What I probably liked best about Hughes is that he gave teenagers a voice. No doubt he probably made them smarter than they actually were, or prettier than they actually were, or deeper than they actually were. But for the first time in my cinema going history, I saw teenagers come out from the background and stand front and center.
To me a John Hughes film represents what a film experience should be. An escape. Pure and simple. No one looked at things with rosier colored glasses. In his world, the smartass outsmarts the principle. The geek ends up with the Prom Queen. And yes indeed, you can create Kelly LeBrock from your computer. And it doesn't matter how old I've gotten. Or jaded. Or cynical. When I'm in his world, I believe it all. Because it's a lot more fun to do so.

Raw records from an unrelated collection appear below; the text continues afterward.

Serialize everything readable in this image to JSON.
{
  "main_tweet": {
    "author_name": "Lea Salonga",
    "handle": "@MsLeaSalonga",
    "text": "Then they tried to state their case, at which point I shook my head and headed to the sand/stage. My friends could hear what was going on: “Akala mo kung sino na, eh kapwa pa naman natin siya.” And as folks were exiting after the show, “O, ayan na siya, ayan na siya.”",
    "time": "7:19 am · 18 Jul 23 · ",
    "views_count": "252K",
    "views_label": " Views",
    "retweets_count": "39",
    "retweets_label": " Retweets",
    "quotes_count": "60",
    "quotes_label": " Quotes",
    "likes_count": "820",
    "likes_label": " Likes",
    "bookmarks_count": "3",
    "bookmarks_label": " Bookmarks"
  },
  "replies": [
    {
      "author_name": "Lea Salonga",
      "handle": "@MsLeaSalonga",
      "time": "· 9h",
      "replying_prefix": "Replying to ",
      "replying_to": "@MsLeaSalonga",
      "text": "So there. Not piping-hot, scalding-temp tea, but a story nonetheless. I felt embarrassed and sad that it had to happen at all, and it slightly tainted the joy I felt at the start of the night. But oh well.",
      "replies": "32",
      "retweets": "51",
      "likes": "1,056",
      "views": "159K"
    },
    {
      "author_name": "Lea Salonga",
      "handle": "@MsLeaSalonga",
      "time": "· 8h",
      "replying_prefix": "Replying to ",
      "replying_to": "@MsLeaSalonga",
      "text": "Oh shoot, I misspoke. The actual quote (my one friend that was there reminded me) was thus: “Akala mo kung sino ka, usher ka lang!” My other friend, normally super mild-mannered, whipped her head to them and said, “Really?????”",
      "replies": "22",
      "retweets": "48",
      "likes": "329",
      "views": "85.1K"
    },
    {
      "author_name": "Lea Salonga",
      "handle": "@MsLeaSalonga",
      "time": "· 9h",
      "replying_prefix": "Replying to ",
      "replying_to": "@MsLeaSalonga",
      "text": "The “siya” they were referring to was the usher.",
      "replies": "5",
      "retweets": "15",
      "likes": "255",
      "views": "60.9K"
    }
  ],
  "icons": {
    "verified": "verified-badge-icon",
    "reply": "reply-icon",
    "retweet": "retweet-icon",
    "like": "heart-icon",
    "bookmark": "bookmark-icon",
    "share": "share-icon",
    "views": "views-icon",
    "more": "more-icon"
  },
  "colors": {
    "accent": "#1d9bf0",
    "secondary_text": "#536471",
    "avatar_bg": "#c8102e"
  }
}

Early on in the history of this blog, I wrote my very first Blog-A-Thon post for Lucas McNelly's 100 Films. I wrote it about John Hughes and the love/hate relationship I've had with him while growing up. It seems a fitting homage to his career and what it meant to me.
DAMN YOU JOHN HUGHES